Product description for Leatherman Micra Keychain Multitool
The video should contain helpful information regarding the product. It might be helpful to show how to measure your dog for that harness or exactly how that immune support works. Our research shows videos should be 30-45 seconds long and show the product within the first 5 seconds.
A+ content (previously EBC) is a module-based piece of content that integrates a detailed product description, images, brand logos, charts, and narrative copy. It can achieve a variety of purposes, such as product or brand education, assistance in comparison shopping, or lifestyle inspiration in product usage. The A+ content is an area that should be customized per product or brand.
A+ Content for Fjällräven Kånken Pen Case
Finally, backend keywords should include words related to the product. These may be additional features that didn’t rank high enough to place in the other copy, synonyms for the product, spelling variations, words to target additional audiences, and so on. For example, research in the shopping patterns of customers who bought Fjallraven Kanken backpacks unearthed several audience-specific keywords (“festival” and “VSCO girl”).
The Complete Listing: A Thriving Ecosystem

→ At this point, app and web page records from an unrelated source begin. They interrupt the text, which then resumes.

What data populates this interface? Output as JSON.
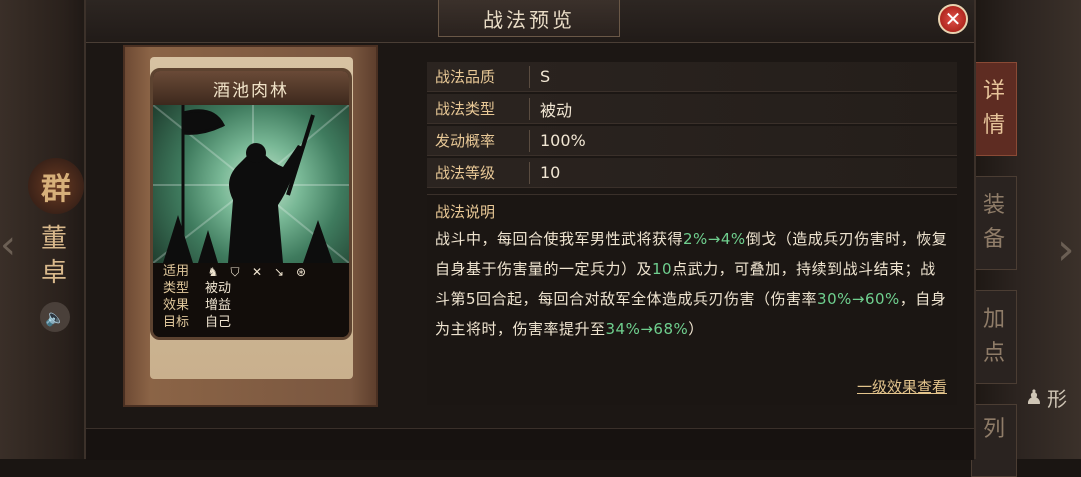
{
  "dialog": {
    "title": "战法预览",
    "close_icon": "close-icon"
  },
  "hero": {
    "faction": "群",
    "name": "董卓",
    "sound_icon": "speaker-icon"
  },
  "side_tabs": [
    {
      "label": "详情",
      "active": true
    },
    {
      "label": "装备",
      "active": false
    },
    {
      "label": "加点",
      "active": false
    },
    {
      "label": "列",
      "active": false
    }
  ],
  "right_hint": "形",
  "card": {
    "name": "酒池肉林",
    "info": {
      "arms_label": "适用",
      "arms_icons": [
        "cavalry-icon",
        "shield-icon",
        "bow-icon",
        "spear-icon",
        "ship-icon"
      ],
      "type_label": "类型",
      "type_value": "被动",
      "effect_label": "效果",
      "effect_value": "增益",
      "target_label": "目标",
      "target_value": "自己"
    }
  },
  "stats": [
    {
      "label": "战法品质",
      "value": "S"
    },
    {
      "label": "战法类型",
      "value": "被动"
    },
    {
      "label": "发动概率",
      "value": "100%"
    },
    {
      "label": "战法等级",
      "value": "10"
    }
  ],
  "description": {
    "title": "战法说明",
    "p1": "战斗中，每回合使我军男性武将获得",
    "h1": "2%→4%",
    "p2": "倒戈（造成兵刃伤害时，恢复自身基于伤害量的一定兵力）及",
    "h2": "10",
    "p3": "点武力，可叠加，持续到战斗结束；战斗第5回合起，每回合对敌军全体造成兵刃伤害（伤害率",
    "h3": "30%→60%",
    "p4": "，自身为主将时，伤害率提升至",
    "h4": "34%→68%",
    "p5": "）",
    "link": "一级效果查看"
  },
  "colors": {
    "highlight": "#6fcf8e",
    "label": "#e8c896",
    "close": "#b0271f"
  }
}
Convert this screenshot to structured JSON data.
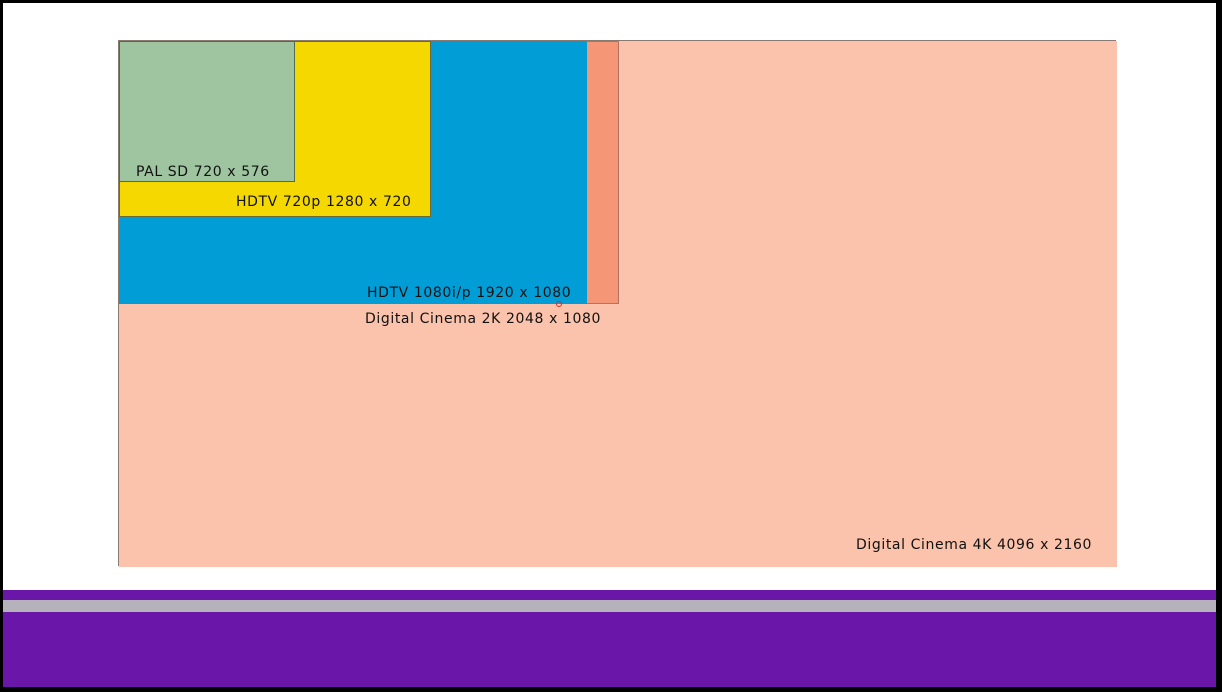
{
  "colors": {
    "background": "#ffffff",
    "pal_sd": "#9fc5a0",
    "hdtv_720p": "#f5d800",
    "hdtv_1080": "#009dd6",
    "cinema_2k": "#f59677",
    "cinema_4k": "#fbc3ab",
    "footer_purple": "#6a16a8",
    "footer_stripe": "#b5b2bb"
  },
  "formats": [
    {
      "name": "PAL SD",
      "width": 720,
      "height": 576,
      "label": "PAL SD 720 x 576"
    },
    {
      "name": "HDTV 720p",
      "width": 1280,
      "height": 720,
      "label": "HDTV 720p 1280 x 720"
    },
    {
      "name": "HDTV 1080i/p",
      "width": 1920,
      "height": 1080,
      "label": "HDTV 1080i/p 1920 x 1080"
    },
    {
      "name": "Digital Cinema 2K",
      "width": 2048,
      "height": 1080,
      "label": "Digital Cinema 2K 2048 x 1080"
    },
    {
      "name": "Digital Cinema 4K",
      "width": 4096,
      "height": 2160,
      "label": "Digital Cinema 4K 4096 x 2160"
    }
  ]
}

Making a successful listing is about bringing all the parts together. Once a solid base of off-listing factors has been established, we can create content that both satisfies the A9 algorithm and educates and persuades customers. Balancing those efforts is crucial, as a product must not only be visible but also shown in its best light.